Page and application data records
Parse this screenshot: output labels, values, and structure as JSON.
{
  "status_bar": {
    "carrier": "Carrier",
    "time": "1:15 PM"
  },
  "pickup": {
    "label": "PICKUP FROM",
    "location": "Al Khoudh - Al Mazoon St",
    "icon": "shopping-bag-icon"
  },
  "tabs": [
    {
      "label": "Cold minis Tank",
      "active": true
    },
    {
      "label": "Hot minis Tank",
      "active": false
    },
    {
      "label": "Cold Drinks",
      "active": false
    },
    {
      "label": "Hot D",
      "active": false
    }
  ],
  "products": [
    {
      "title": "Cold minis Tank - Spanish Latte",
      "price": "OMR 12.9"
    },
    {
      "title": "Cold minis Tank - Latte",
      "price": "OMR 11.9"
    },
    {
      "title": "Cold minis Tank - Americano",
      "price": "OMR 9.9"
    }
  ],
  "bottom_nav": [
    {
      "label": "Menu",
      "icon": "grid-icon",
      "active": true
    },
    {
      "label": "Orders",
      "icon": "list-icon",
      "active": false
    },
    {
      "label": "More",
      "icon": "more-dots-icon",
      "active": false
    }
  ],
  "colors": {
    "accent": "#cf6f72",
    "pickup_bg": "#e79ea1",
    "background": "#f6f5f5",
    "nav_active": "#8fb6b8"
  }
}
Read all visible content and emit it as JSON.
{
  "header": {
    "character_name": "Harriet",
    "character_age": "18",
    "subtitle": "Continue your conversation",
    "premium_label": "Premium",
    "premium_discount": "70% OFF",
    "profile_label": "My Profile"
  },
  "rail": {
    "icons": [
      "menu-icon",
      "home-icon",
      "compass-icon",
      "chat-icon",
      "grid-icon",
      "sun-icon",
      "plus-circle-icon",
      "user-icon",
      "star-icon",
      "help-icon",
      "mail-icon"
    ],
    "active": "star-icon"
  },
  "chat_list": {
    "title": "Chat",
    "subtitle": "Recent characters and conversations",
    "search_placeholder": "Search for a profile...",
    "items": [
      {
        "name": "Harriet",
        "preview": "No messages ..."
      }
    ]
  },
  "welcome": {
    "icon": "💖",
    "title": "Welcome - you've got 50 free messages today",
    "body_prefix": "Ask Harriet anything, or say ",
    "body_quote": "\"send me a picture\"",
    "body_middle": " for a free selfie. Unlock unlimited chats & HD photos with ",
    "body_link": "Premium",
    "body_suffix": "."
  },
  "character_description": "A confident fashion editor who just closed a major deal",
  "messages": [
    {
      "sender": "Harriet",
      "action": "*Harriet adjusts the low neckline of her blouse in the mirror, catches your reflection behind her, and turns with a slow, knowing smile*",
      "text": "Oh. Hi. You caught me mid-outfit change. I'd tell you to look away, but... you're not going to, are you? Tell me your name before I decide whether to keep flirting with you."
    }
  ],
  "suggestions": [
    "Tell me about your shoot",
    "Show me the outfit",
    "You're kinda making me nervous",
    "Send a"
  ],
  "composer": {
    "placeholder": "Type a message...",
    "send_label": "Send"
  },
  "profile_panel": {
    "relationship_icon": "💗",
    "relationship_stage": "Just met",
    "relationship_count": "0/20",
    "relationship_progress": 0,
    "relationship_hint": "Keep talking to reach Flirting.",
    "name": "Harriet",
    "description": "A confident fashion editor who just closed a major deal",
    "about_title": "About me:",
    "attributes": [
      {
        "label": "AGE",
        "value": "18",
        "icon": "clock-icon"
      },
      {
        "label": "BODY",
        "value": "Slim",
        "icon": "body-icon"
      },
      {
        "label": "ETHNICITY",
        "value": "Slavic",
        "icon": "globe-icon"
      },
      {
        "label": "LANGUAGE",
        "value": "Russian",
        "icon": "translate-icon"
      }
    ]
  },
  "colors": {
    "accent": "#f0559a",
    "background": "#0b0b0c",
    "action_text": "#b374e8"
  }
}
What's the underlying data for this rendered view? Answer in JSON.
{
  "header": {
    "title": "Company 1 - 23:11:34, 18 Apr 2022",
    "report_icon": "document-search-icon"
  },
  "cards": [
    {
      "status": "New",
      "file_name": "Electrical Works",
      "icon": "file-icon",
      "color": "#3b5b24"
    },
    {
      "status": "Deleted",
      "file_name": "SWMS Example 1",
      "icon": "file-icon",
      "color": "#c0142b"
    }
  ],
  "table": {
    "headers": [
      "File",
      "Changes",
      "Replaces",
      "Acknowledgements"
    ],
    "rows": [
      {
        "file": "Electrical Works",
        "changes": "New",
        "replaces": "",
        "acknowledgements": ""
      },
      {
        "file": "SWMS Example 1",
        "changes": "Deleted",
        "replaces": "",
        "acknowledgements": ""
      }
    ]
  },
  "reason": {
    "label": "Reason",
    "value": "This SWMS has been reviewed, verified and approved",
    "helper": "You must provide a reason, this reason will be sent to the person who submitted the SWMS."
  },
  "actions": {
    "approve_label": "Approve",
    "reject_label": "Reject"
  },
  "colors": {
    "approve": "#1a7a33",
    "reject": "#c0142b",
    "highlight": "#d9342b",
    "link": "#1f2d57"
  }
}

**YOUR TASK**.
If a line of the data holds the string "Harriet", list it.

**RESPONSE AREA**.
    "character_name": "Harriet",
        "name": "Harriet",
    "body_prefix": "Ask Harriet anything, or say ",
      "sender": "Harriet",
      "action": "*Harriet adjusts the low neckline of her blouse in the mirror, catches your reflection behind her, and turns with a slow, knowing smile*",
    "name": "Harriet",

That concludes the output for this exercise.